Swedish Privacy Laws in Relation to Genealogy

From FamilySearch Wiki
Jump to navigation Jump to search
Sweden Wiki Topics
Sweden Flag.gif
Beginning Research
Record Types
Sweden Background
Local Research Resources
The FamilySearch moderator for Sweden is MorrisGF and LarsonW


Historically some countries have taken the approach to records and privacy laws that “all government records are under privacy protection until permission is granted” to access them. Sweden has taken the opposite approach in that all records created by the state or municipalities should be considered accessible unless they are restricted under privacy laws.[1]

The general rule in Sweden is that all information created by the state and municipalities has to be accessible by the public (2 kap 1 § tryckfrihetsförordningen, meaning chapter 2 Freedom of the Press.) There are many exceptions stated in the Sekretesslagen (Secrecy law, 1980:100) which was repealed with the Offentlighets- och sekretesslagen (Public Access to Information and Secrecy Law, 2009:400).

The privacy laws that protect personal confidential information in a general sense are limited up to 70 years. The 70 year rule is based upon when the record was created, even if the people mentioned are still living. Exceptions to the 70 year rule are given occasionally. In such cases it should be accompanied with a written statement that the information is for your own research and will not be shared with anyone else. [2]

Privacy Law and Swedish Genealogy[edit | edit source]

Generally a genealogist thinks of privacy laws as they relate to "record access" for records that were created for population registration. In Sweden these restrictions are controlled through the Offentlighets- och sekretesslagenIn. In a general sense the 70 year rule restricts the access to records (for example the Kyrkbok), but one can say that it only pertains to private personal matters. In Sweden general information such as: name, address, birth date, birthplace, and relationship are not considered private personal matters. Therefore one can request to see certain records that are less than 70 years old at the archive. Because of this, databases such as Sveriges Dödbok and Sveriges Befolkning are allowed to publish names, dates, and places. The 70 year rule is always applied for records that are loaned out from a Swedish archive in microfiche, microfilm, or digital form. [3]

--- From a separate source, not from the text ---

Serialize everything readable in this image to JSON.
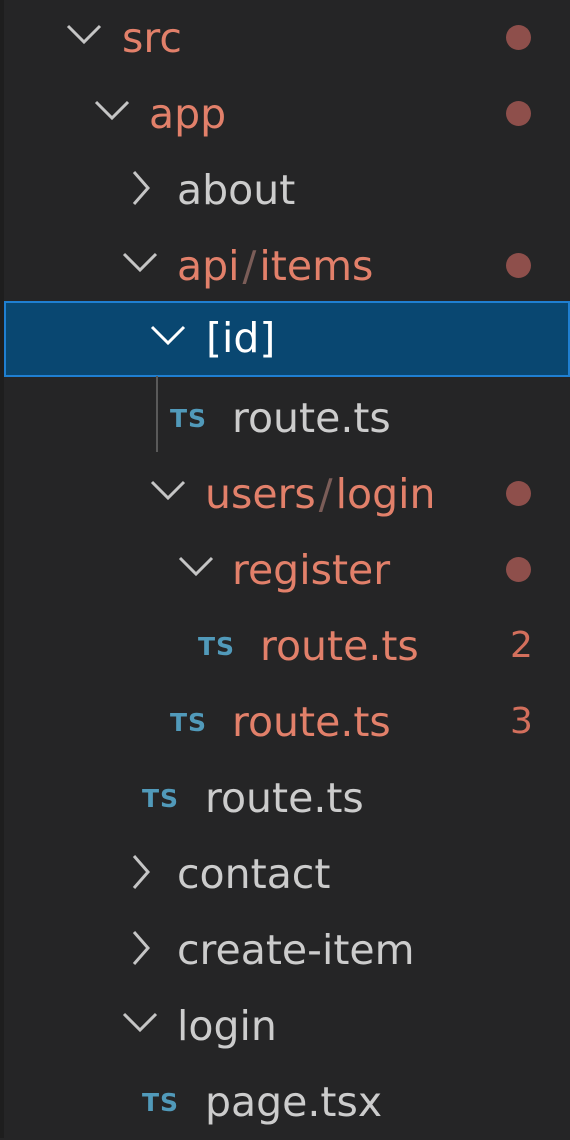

Requesting information that is protected by privacy laws[edit | edit source]

To request information that is restricted by privacy laws a person must:

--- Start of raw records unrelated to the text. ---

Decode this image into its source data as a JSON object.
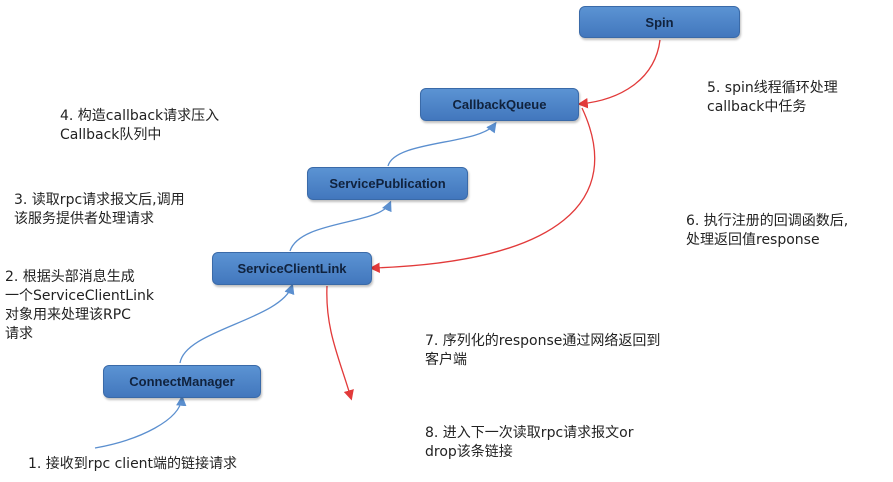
{
  "nodes": {
    "spin": "Spin",
    "callback_queue": "CallbackQueue",
    "service_publication": "ServicePublication",
    "service_client_link": "ServiceClientLink",
    "connect_manager": "ConnectManager"
  },
  "notes": {
    "n1": [
      "1. 接收到rpc client端的链接请求"
    ],
    "n2": [
      "2. 根据头部消息生成",
      "一个ServiceClientLink",
      "对象用来处理该RPC",
      "请求"
    ],
    "n3": [
      "3. 读取rpc请求报文后,调用",
      "该服务提供者处理请求"
    ],
    "n4": [
      "4. 构造callback请求压入",
      "Callback队列中"
    ],
    "n5": [
      "5. spin线程循环处理",
      "callback中任务"
    ],
    "n6": [
      "6. 执行注册的回调函数后,",
      "处理返回值response"
    ],
    "n7": [
      "7. 序列化的response通过网络返回到",
      "客户端"
    ],
    "n8": [
      "8. 进入下一次读取rpc请求报文or",
      "drop该条链接"
    ]
  },
  "colors": {
    "blue_arrow": "#5b8fcf",
    "red_arrow": "#e23a3a",
    "node_fill": "#4f86c9"
  }
}
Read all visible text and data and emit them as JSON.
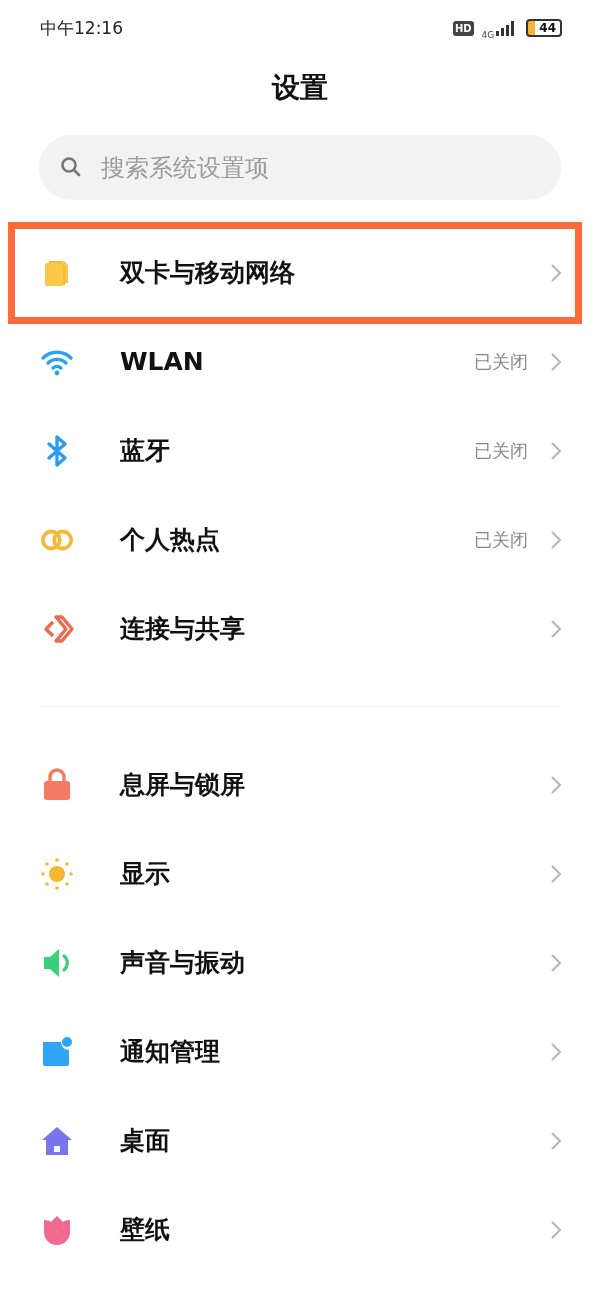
{
  "status_bar": {
    "time": "中午12:16",
    "hd_badge": "HD",
    "network": "4G",
    "battery": "44"
  },
  "title": "设置",
  "search": {
    "placeholder": "搜索系统设置项"
  },
  "sections": [
    {
      "items": [
        {
          "kind": "sim",
          "label": "双卡与移动网络",
          "highlighted": true
        },
        {
          "kind": "wifi",
          "label": "WLAN",
          "value": "已关闭",
          "highlighted": false
        },
        {
          "kind": "bluetooth",
          "label": "蓝牙",
          "value": "已关闭",
          "highlighted": false
        },
        {
          "kind": "hotspot",
          "label": "个人热点",
          "value": "已关闭",
          "highlighted": false
        },
        {
          "kind": "share",
          "label": "连接与共享",
          "highlighted": false
        }
      ]
    },
    {
      "items": [
        {
          "kind": "lock",
          "label": "息屏与锁屏",
          "highlighted": false
        },
        {
          "kind": "sun",
          "label": "显示",
          "highlighted": false
        },
        {
          "kind": "sound",
          "label": "声音与振动",
          "highlighted": false
        },
        {
          "kind": "notify",
          "label": "通知管理",
          "highlighted": false
        },
        {
          "kind": "home",
          "label": "桌面",
          "highlighted": false
        },
        {
          "kind": "flower",
          "label": "壁纸",
          "highlighted": false
        }
      ]
    }
  ]
}
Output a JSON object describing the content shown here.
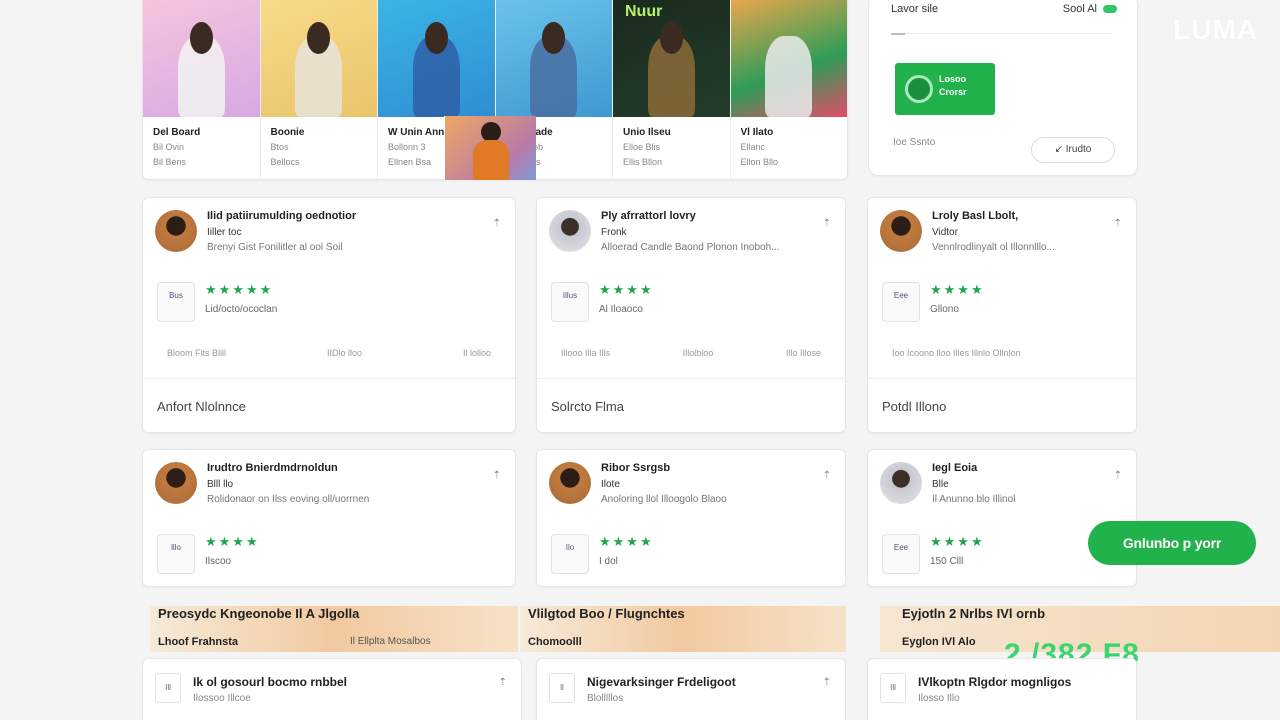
{
  "brand": "LUMA",
  "gallery": [
    {
      "title": "Del Board",
      "lines": [
        "Bil Ovin",
        "Bil Bens"
      ],
      "color_a": "#f4b7d2",
      "color_b": "#d49bde"
    },
    {
      "title": "Boonie",
      "lines": [
        "Btos",
        "Bellocs"
      ],
      "color_a": "#f4d37a",
      "color_b": "#e8c26d"
    },
    {
      "title": "W Unin Anne",
      "lines": [
        "Bollonn 3",
        "Ellnen Bsa"
      ],
      "color_a": "#3bb6e6",
      "color_b": "#3f9cdc"
    },
    {
      "title": "Blio Illade",
      "lines": [
        "Bllo Bilob",
        "Elllon Bs"
      ],
      "color_a": "#62bde8",
      "color_b": "#4aa0d4"
    },
    {
      "title": "Unio Ilseu",
      "lines": [
        "Elloe Blis",
        "Ellis Bllon"
      ],
      "color_a": "#1a2a1e",
      "color_b": "#203b28"
    },
    {
      "title": "Vl Ilato",
      "lines": [
        "Ellanc",
        "Ellon Bllo"
      ],
      "color_a": "#f3a84b",
      "color_b": "#e59a3c"
    }
  ],
  "gallery_overlay_label": "Nuur",
  "side_panel": {
    "label": "Lavor sile",
    "value": "Sool Al",
    "promo_line1": "Losoo",
    "promo_line2": "Crorsr",
    "footer": "Ioe Ssnto",
    "button": "↙ Irudto"
  },
  "reviewers": [
    {
      "name": "Ilid patiirumulding oednotior",
      "role": "Iiller toc",
      "sub": "Brenyi Gist Fonilitler al ool Soil",
      "logo": "Bus",
      "stars": "★★★★★",
      "count": "Lid/octo/ococlan",
      "stats": [
        "Bloom Fits Blill",
        "IIDlo lloo",
        "Il lolloo"
      ],
      "footer": "Anfort Nlolnnce",
      "light": false
    },
    {
      "name": "Ply afrrattorl lovry",
      "role": "Fronk",
      "sub": "Alloerad Candle Baond Plonon Inoboh...",
      "logo": "Illus",
      "stars": "★★★★",
      "count": "Al Iloaoco",
      "stats": [
        "Illooo Illa Ills",
        "Illolbloo",
        "Illo Illose"
      ],
      "footer": "Solrcto Flma",
      "light": true
    },
    {
      "name": "Lroly Basl Lbolt,",
      "role": "Vidtor",
      "sub": "Vennlrodlinyalt ol Illonnlllo...",
      "logo": "Eee",
      "stars": "★★★★",
      "count": "Gllono",
      "stats": [
        "Ioo Icoono lloo Illes Illnlo Ollnlon"
      ],
      "footer": "Potdl Illono",
      "light": false
    },
    {
      "name": "Irudtro Bnierdmdrnoldun",
      "role": "Blll llo",
      "sub": "Rolidonaor on Ilss eoving oll/uorrnen",
      "logo": "lllo",
      "stars": "★★★★",
      "count": "Ilscoo",
      "stats": [],
      "footer": "",
      "light": false
    },
    {
      "name": "Ribor Ssrgsb",
      "role": "Ilote",
      "sub": "Anoloring llol Illoogolo Blaoo",
      "logo": "Ilo",
      "stars": "★★★★",
      "count": "I dol",
      "stats": [],
      "footer": "",
      "light": false
    },
    {
      "name": "Iegl Eoia",
      "role": "Blle",
      "sub": "Il Anunno blo Illinol",
      "logo": "Eee",
      "stars": "★★★★",
      "count": "150 Clll",
      "stats": [],
      "footer": "",
      "light": true
    }
  ],
  "signup_button": "Gnlunbo p yorr",
  "banners": [
    {
      "heading": "Preosydc Kngeonobe  Il   A Jlgolla",
      "sub": "Lhoof Frahnsta",
      "meta": "Il  Ellplta Mosalbos"
    },
    {
      "heading": "Vlilgtod Boo / Flugnchtes",
      "sub": "Chomoolll",
      "meta": ""
    },
    {
      "heading": "Eyjotln 2 Nrlbs    IVl ornb",
      "sub": "Eyglon IVl   Alo",
      "meta": ""
    }
  ],
  "big_number": "2 /382 F8",
  "listings": [
    {
      "title": "Ik ol gosourl bocmo rnbbel",
      "sub": "Ilossoo Illcoe",
      "icon": "Ill"
    },
    {
      "title": "Nigevarksinger Frdeligoot",
      "sub": "Blolllllos",
      "icon": "ll"
    },
    {
      "title": "IVlkoptn Rlgdor mognligos",
      "sub": "Ilosso Illo",
      "icon": "Ill"
    }
  ]
}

1. Make a request to see the protected document. This request is submitted to the archive that has the original record with legal responsibility for the record.

2. The request is examined by the same record authority. Within each archive there are specific individuals who handle the cases for request of information from records restricted by the privacy laws.

3. The government representative cannot ask who the requesting person is, or the purpose of the request, except to the extent that is necessary to rule on the impediments to the disclosure. The authority can then exercise judgement to provide information from the protected document or not. A decision made in the matter of privacy laws can be appealed to Kammarrätten.

Notes[edit | edit source]

  1. Sverige har intagit motsatt inställning på så sätt att all information ska anses fri om den inte är begränsad i lag. Undantagen enligt lag är dock många. http://sv.wikipedia.org/wiki/Sekretess
  2. Släktforska steg för steg, p. 14
  3. Wiki-Rötter, Sekretessgräns

References[edit | edit source]

Clemensson, Per and Andersson, Kjell. Släktforska steg för steg. Falköping, Natur och Kultur/Fakta, 2005

Wikipedia Community. Sekretess. Swedish Wikipedia, March 2011

Wiki-Rötter Community. Sekretessgräns. Wiki-Rötter, March 2011